*Source material*:
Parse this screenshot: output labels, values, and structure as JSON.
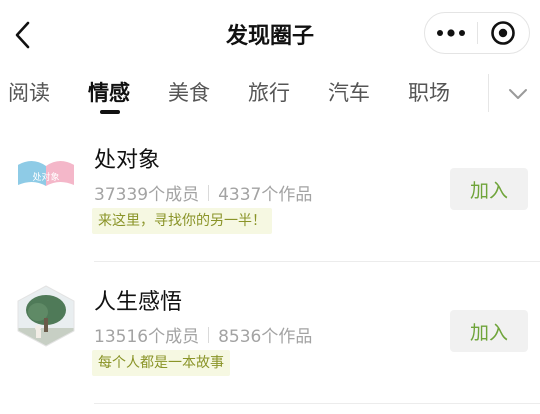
{
  "nav": {
    "title": "发现圈子",
    "back_icon": "chevron-left-icon",
    "more_icon": "more-dots-icon",
    "close_icon": "target-close-icon"
  },
  "tabs": [
    {
      "label": "阅读",
      "active": false
    },
    {
      "label": "情感",
      "active": true
    },
    {
      "label": "美食",
      "active": false
    },
    {
      "label": "旅行",
      "active": false
    },
    {
      "label": "汽车",
      "active": false
    },
    {
      "label": "职场",
      "active": false
    }
  ],
  "tabs_toggle_icon": "chevron-down-icon",
  "circles": [
    {
      "name": "处对象",
      "members": "37339个成员",
      "works": "4337个作品",
      "tag": "来这里，寻找你的另一半！",
      "join_label": "加入",
      "avatar_text": "处对象"
    },
    {
      "name": "人生感悟",
      "members": "13516个成员",
      "works": "8536个作品",
      "tag": "每个人都是一本故事",
      "join_label": "加入"
    }
  ],
  "colors": {
    "accent_green": "#6fa43a",
    "tag_text": "#8a9428",
    "tag_bg": "#f6f8e2"
  }
}
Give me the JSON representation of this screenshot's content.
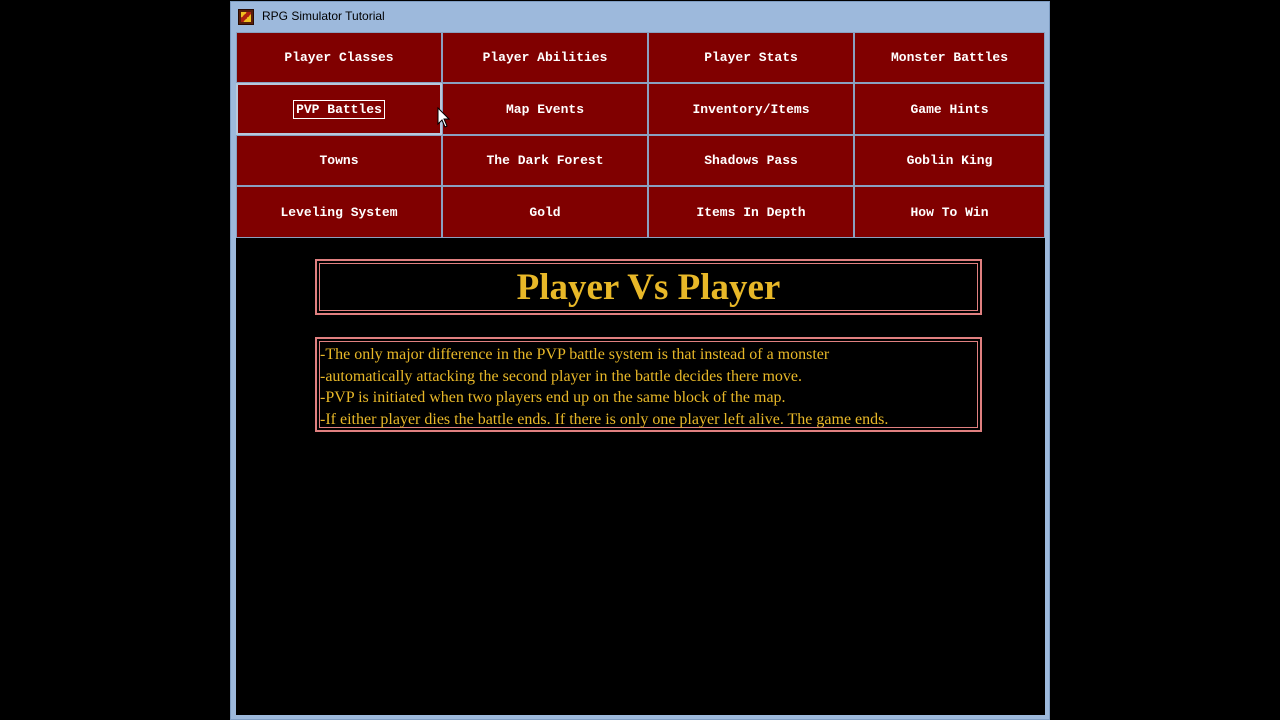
{
  "window": {
    "title": "RPG Simulator Tutorial"
  },
  "nav": {
    "items": [
      {
        "label": "Player Classes"
      },
      {
        "label": "Player Abilities"
      },
      {
        "label": "Player Stats"
      },
      {
        "label": "Monster Battles"
      },
      {
        "label": "PVP Battles"
      },
      {
        "label": "Map Events"
      },
      {
        "label": "Inventory/Items"
      },
      {
        "label": "Game Hints"
      },
      {
        "label": "Towns"
      },
      {
        "label": "The Dark Forest"
      },
      {
        "label": "Shadows Pass"
      },
      {
        "label": "Goblin King"
      },
      {
        "label": "Leveling System"
      },
      {
        "label": "Gold"
      },
      {
        "label": "Items In Depth"
      },
      {
        "label": "How To Win"
      }
    ],
    "active_index": 4
  },
  "page": {
    "heading": "Player Vs Player",
    "lines": [
      "-The only major difference in the PVP battle system is that instead of a monster",
      "-automatically attacking the second player in the battle decides there move.",
      "-PVP is initiated when two players end up on the same block of the map.",
      "-If either player dies the battle ends. If there is only one player left alive. The game ends."
    ]
  },
  "colors": {
    "button_bg": "#800000",
    "heading_text": "#e8b828",
    "box_border": "#e08080",
    "background": "#000000",
    "window_frame": "#9db9dc"
  },
  "icons": {
    "app": "app-icon",
    "pointer": "mouse-pointer-icon"
  }
}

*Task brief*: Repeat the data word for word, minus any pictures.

*Response to this task*:
Parse this screenshot: output labels, values, and structure as JSON.
{
  "nav": {
    "title": "发现圈子",
    "back_icon": "chevron-left-icon",
    "more_icon": "more-dots-icon",
    "close_icon": "target-close-icon"
  },
  "tabs": [
    {
      "label": "阅读",
      "active": false
    },
    {
      "label": "情感",
      "active": true
    },
    {
      "label": "美食",
      "active": false
    },
    {
      "label": "旅行",
      "active": false
    },
    {
      "label": "汽车",
      "active": false
    },
    {
      "label": "职场",
      "active": false
    }
  ],
  "tabs_toggle_icon": "chevron-down-icon",
  "circles": [
    {
      "name": "处对象",
      "members": "37339个成员",
      "works": "4337个作品",
      "tag": "来这里，寻找你的另一半！",
      "join_label": "加入",
      "avatar_text": "处对象"
    },
    {
      "name": "人生感悟",
      "members": "13516个成员",
      "works": "8536个作品",
      "tag": "每个人都是一本故事",
      "join_label": "加入"
    }
  ],
  "colors": {
    "accent_green": "#6fa43a",
    "tag_text": "#8a9428",
    "tag_bg": "#f6f8e2"
  }
}
Give me the JSON representation of this screenshot's content.
{
  "window": {
    "title": "RPG Simulator Tutorial"
  },
  "nav": {
    "items": [
      {
        "label": "Player Classes"
      },
      {
        "label": "Player Abilities"
      },
      {
        "label": "Player Stats"
      },
      {
        "label": "Monster Battles"
      },
      {
        "label": "PVP Battles"
      },
      {
        "label": "Map Events"
      },
      {
        "label": "Inventory/Items"
      },
      {
        "label": "Game Hints"
      },
      {
        "label": "Towns"
      },
      {
        "label": "The Dark Forest"
      },
      {
        "label": "Shadows Pass"
      },
      {
        "label": "Goblin King"
      },
      {
        "label": "Leveling System"
      },
      {
        "label": "Gold"
      },
      {
        "label": "Items In Depth"
      },
      {
        "label": "How To Win"
      }
    ],
    "active_index": 4
  },
  "page": {
    "heading": "Player Vs Player",
    "lines": [
      "-The only major difference in the PVP battle system is that instead of a monster",
      "-automatically attacking the second player in the battle decides there move.",
      "-PVP is initiated when two players end up on the same block of the map.",
      "-If either player dies the battle ends. If there is only one player left alive. The game ends."
    ]
  },
  "colors": {
    "button_bg": "#800000",
    "heading_text": "#e8b828",
    "box_border": "#e08080",
    "background": "#000000",
    "window_frame": "#9db9dc"
  },
  "icons": {
    "app": "app-icon",
    "pointer": "mouse-pointer-icon"
  }
}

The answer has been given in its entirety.